Kim Hannan’s turning point came when she realized she hadn’t made her health the top priority. Now, she is embracing a new life of self-care and showing others how to let their stress float away.
By Carrie Morrison Shoaf | Photos by Kylene White
Kim Hannan had a hard choice to make and was at a crossroads at the end of 2017: throw her successful career out the window to build a brand new, unproven vocation in New Albany, Indiana, or uproot her family for a guaranteed lucrative move to Chicago?
The Fortune 500 company she had built a rewarding career with for more than a decade made it clear they wanted her present at corporate headquarters, some 300 miles away. Added to that pressure was the reality that Kim’s salary provided the fiscal foundation for her household. The stress of that career had already driven her to seek relaxation and solace through yoga classes at her gym.
“Like many women, I was raised in an environment where it was all about working, working, working, and you put everyone else first,” Kim reflected. “While that is a very noble gesture, it’s not sustainable. I have witnessed firsthand how it really deteriorated the health of every woman around me who took that approach.”
She realized that self-care made a huge difference in the way she felt and how she processed stressors in her life. The more she took care of herself, the less stressed she felt, no matter the circumstance. “I became more present and available to my family,” Kim said. “It’s not selfish. You don’t think of it as a luxury to change the oil in your car as necessary maintenance; if we treat our bodies like machines, we need to care for ourselves in much the same way.”
After a few years of yoga, Kim began reading about the benefits of something called “float therapy,” or Restricted Environmental Stimulation Therapy (REST), which has been around since the 1950s but has exploded over the last decade.

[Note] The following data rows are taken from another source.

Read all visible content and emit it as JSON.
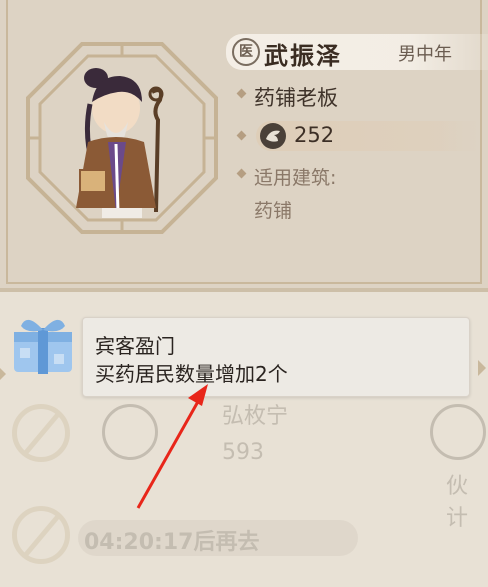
{
  "character": {
    "badge": "医",
    "name": "武振泽",
    "type": "男中年",
    "role": "药铺老板",
    "stat_value": "252",
    "applies_label": "适用建筑:",
    "applies_value": "药铺"
  },
  "tooltip": {
    "title": "宾客盈门",
    "description": "买药居民数量增加2个"
  },
  "background_list": {
    "row1_name": "弘枚宁",
    "row1_value": "593",
    "row1_right_label": "伙计",
    "row2_timer": "04:20:17后再去"
  },
  "colors": {
    "annotation_arrow": "#e8261a",
    "panel": "#ddd3c4",
    "background": "#e8e1d5"
  },
  "icons": [
    "clinic-badge-icon",
    "stat-icon",
    "gift-box-icon",
    "forbidden-icon",
    "annotation-arrow"
  ]
}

Essentially, float therapy is the practice of lying face up in a tank or pod in 10 inches of water that is heated to body temperature and infused with more than 1,000 pounds of magnesium sulfate (Epsom salts). Your body floats effortlessly in zero-gravity simulation and your mind relaxes with little to no distractions or stimuli present.
When the Weightless Float Center opened in Louisville, Kim was so elated that she took her mom. “She has fibromyalgia, and I was hoping it would relieve some of her pain,” Kim says. “My sister called me almost a week later and asked what I had done to our mom, and to do it again because it helped so much!” The experience solidified what she had been thinking for some time: that one day, she and her husband would own and operate a float center of their own.

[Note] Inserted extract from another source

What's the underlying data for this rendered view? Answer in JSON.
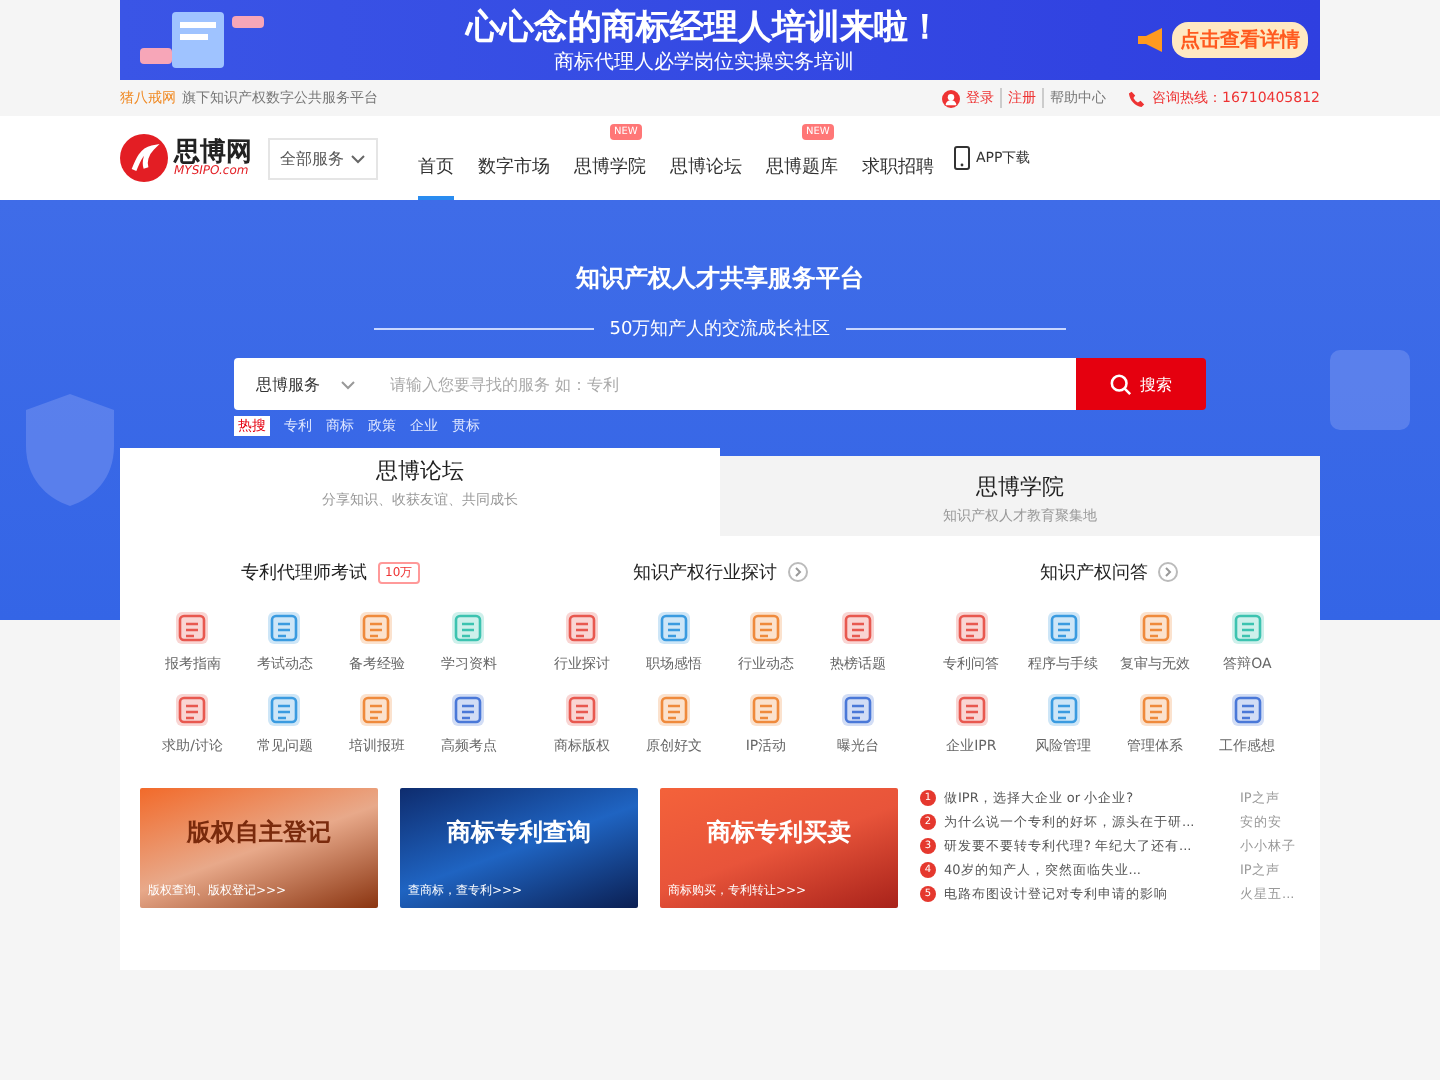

In 2018, they did just that. Facing a major move to Chicago with their two young children, Kim and Graham examined what they wanted for their family and made a big decision. Kim left the corporate world, and together, they created the first float center in Southern Indiana — the Sukhino Float Center & Salt Cave, 802 E. Market St. in New Albany, Indiana.
In addition to co-owning Sukhino Float Center, Kim also runs a boutique marketing and consulting agency, co-hosts the Art of the Float podcast, and is president of the non-profit Float Conference.
When asked how she handles the stress of multiple roles, she says, “I go float.” Kim practices setting boundaries and being more mindful of how she’s feeling, what she’s taking on, and if the project brings her joy. “If I start telling myself, ‘I need to do this. I need to do this. I need to do this,’ I run to the float center as fast as I can and just climb in. A float will generally hit my reset button.”
The float for her is a time to consider her thoughts. “People think meditation is the absence of thought, but really meditation is becoming aware of what you’re thinking, noticing that you’re spiraling into a place of stress or that you’re making this long list of all the bad things that are happening in life.”
Family time is also a place of focus for her. At least once a week at 5 pm, Kim said they put their phones down and watch a movie, play a game, or go out together.
She taught her kids early on to take a minute and slow down, focus on their breathing, and be aware of what they’re feeling and why. She talks about acknowledging their emotions, including things that make them angry or sad.
“Running yourself ragged and snapping at people because you’re tired is not only the unintentional example you set for your kids; it’s permission to do the same,” Kim explains. Her children practice meditation with their peers now, and says her daughter’s theater class takes a moment every time they meet and before every performance. “It’s amazing just how powerful it can be.” She adds, “One of the greatest gifts we can give anyone else is permission to be well.”